On May 25th, I publicly acknowledged my abortion after 1,349 days of shame
I couldn't come home from New York to vote. So I shared my story instead, hoping to convince others
It took me 1,349 days to publicly acknowledge my abortion.
In the weeks leading up to the referendum, I couldn’t bring myself to reveal that I terminated a pregnancy on September 13th, 2014.
Despite the vocal Yes campaigners and liberal opinion pieces, despite a thousand different stories and my own pro-choice stance, I could not break the silence. Not yet. The shame of it still stuck in my throat.
Pending travel papers in the US prevented me from leaving the country for at least four months. I couldn’t come home. I could only watch events unfold from a computer screen. My experience was useless: I had no vote and no voice.
But on May 25th 2018, I finally shared the words I had waited four years to say: “Please be cognisant of the hundreds of women who have made the journey to England when you are voicing your opinions. I was one of those women…”
The decision came after a phone call with my mother when the polling stations in Ireland had been open for an hour. I rang her in tears from New York at 3am upon seeing a number of undecided and No voters on social media.
I wanted to do something before the polls closed, to change someone’s mind, perhaps. I was tired of silence.
“You are my daughter,” my mother said. “I will stand by you no matter what. If you feel you should, do it.”
She was in work at the time but stayed on the phone with me as I clicked “post” from 5,000km away.
It was difficult revisiting the memory of that Manchester clinic and the aftermath. The depression did not lift straight away; it took months to come to terms with my decision. But it is not the procedure itself that destroys you, it is the shame.
It is the judgement people so casually churn out on social media, in political discourse, in legislation and in person: “selfish… monster… murderer”. It is the fact you could incur more jail time than a rapist.
It is the knowledge that some people you love may vilify and reject you if they find out. You carry the burden of that decision.
I was one of the luckier ones. I was not raped. I was not abused. I simply was not mentally or emotionally capable of having a child at that time. I was about to start a Master’s degree and in a relationship that was not meant to last.
I had parents that did not force a decision upon me. I had a supportive boyfriend who travelled with me. I had a mother to hold my hand in the dark months afterwards when the self-hatred became too much.
There are women who travel alone and return alone to cope in silence, in whatever way they can. I can only imagine what those who have travelled to England over the past five months have endured amid the graphic posters and vitriol.
Initially, I felt sick after posting my story. I couldn’t sleep. Telling that truth was like bloodletting; I felt weak and exposed. I paced back and forth around my living room for hours as my husband slept upstairs. What would people think?
I had vocally supported those “statistics with no faces” on numerous occasions while hiding my own.

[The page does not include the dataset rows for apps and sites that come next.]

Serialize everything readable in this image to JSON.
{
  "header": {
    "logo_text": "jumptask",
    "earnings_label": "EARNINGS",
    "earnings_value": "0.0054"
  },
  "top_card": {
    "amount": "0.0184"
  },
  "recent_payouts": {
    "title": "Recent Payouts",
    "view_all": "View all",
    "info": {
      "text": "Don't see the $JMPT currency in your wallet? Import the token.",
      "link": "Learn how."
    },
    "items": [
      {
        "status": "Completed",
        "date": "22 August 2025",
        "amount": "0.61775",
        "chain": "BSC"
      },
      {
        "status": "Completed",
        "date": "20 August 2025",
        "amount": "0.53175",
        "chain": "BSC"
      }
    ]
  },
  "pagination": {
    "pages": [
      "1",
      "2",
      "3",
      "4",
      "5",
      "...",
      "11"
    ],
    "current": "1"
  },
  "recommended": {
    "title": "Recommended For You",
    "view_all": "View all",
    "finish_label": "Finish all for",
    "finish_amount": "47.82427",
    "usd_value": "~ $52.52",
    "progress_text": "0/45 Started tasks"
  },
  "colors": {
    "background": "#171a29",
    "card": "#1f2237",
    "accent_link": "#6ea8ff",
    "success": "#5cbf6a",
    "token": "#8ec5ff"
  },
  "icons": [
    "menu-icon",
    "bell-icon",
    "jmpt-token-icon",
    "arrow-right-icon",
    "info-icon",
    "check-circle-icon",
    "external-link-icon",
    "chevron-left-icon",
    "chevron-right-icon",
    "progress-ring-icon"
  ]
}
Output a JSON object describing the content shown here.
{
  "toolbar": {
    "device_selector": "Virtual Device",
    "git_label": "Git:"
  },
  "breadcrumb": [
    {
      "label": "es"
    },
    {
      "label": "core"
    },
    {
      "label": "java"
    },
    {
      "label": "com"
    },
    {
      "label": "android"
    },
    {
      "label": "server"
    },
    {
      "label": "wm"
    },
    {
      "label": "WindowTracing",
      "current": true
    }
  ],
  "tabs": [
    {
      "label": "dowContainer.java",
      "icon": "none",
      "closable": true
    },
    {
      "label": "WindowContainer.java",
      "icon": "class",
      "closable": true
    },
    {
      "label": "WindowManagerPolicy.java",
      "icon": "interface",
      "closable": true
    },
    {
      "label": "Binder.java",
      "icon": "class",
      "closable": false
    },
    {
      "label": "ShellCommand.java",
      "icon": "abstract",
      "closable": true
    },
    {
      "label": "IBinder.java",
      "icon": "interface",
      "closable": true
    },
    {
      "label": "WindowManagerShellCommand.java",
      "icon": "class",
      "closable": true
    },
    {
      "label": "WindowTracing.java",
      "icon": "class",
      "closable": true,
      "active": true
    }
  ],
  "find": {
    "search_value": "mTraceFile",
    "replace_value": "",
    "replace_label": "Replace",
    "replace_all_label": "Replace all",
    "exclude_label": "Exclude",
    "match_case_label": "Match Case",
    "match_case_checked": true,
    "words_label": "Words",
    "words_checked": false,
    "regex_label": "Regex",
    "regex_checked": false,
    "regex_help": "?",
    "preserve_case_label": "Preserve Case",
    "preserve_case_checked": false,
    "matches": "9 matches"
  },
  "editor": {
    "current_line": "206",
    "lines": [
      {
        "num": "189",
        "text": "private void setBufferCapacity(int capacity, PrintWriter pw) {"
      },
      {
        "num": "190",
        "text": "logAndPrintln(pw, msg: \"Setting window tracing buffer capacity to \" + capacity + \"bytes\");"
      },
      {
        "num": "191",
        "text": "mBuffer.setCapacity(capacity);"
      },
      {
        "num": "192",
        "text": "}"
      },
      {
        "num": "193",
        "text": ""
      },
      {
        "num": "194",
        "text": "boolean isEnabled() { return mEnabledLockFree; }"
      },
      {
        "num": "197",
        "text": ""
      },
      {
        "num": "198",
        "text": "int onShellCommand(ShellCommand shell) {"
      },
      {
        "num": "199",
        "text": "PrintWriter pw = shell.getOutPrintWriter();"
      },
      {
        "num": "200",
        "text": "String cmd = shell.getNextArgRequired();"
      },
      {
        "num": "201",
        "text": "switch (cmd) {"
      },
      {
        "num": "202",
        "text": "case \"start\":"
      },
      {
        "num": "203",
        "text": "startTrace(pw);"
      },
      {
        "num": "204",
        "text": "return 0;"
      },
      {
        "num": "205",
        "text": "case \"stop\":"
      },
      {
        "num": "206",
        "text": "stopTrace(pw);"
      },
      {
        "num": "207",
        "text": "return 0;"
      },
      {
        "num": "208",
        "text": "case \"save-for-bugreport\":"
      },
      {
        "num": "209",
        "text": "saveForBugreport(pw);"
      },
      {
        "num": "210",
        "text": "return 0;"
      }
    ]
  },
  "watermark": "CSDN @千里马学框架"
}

I had marched for choice, terrified my own decision would somehow come to light. Now, it had.
Five hours ahead in Ireland, the outlook was hopeful. Still, I didn’t believe it could be repealed, despite the “landslide” of yeses recorded in the preceding exit polls.
This was Ireland after all, where 15-year-old Ann Lovett died giving birth in a grotto in 1984. It is where Savita Halappanavar was fatally refused an abortion during a miscarriage in 2012. It is the country that abandoned myself and 3,735 others when we boarded planes to England in 2014 for a medical procedure.
The Irish have always been prone to silence. We buried our secrets in mass graves. We hid familial inconveniences in Magdalene asylums. We farmed out illegitimate babies to the highest bidder. Anything but live in disgrace. Anything but the truth.
But I underestimated the Ireland of 2018...
After posting my story, messages of support flooded in. I received mails from friends and family, from people I had not spoken to in years, all with the same assurance: “I’m voting Yes today.”
Women who had been similarly silenced by the secrecy and shame perpetuated by the Eighth Amendment reached out to me. We commiserated. We hoped.
“My vote is going in on your behalf,” one friend told me. Gradually, another feeling took over as the sun rose on Friday morning. It was a lightness I couldn’t quite identify.
The following day, the tallied votes indicated that 66.4 per cent of Irish people voted to repeal the Eighth Amendment. Words cannot adequately describe that feeling because it is more than elation. It is liberation. It is closure.
It is the knowledge that Irish men stood in solidarity with women. It is the knowledge that the LGBTQ community, farmers and everyone in between fought for us. It is justice for every woman that stepped off a plane in Dublin or Shannon or Cork with a crippling secret in tow.
In Anne Enright’s 2007 novel The Gathering, she describes how as a child everything is “hidden from you, sealed up, in a way you have to cut yourself open to find”.
Ireland certainly had to cut itself open to get here. Irish women had to cut themselves open to tell the stories that needed to be heard.
After 35 years, the country listened. There was a collective a sigh of relief in lieu of jubilation.
On Saturday afternoon, our Taoiseach Leo Varadkar described the victory as a “quiet revolution”, but I think it is something decidedly louder.
Finally, the enforced silence of over 170,000 women was shattered with a resounding roar of Yes.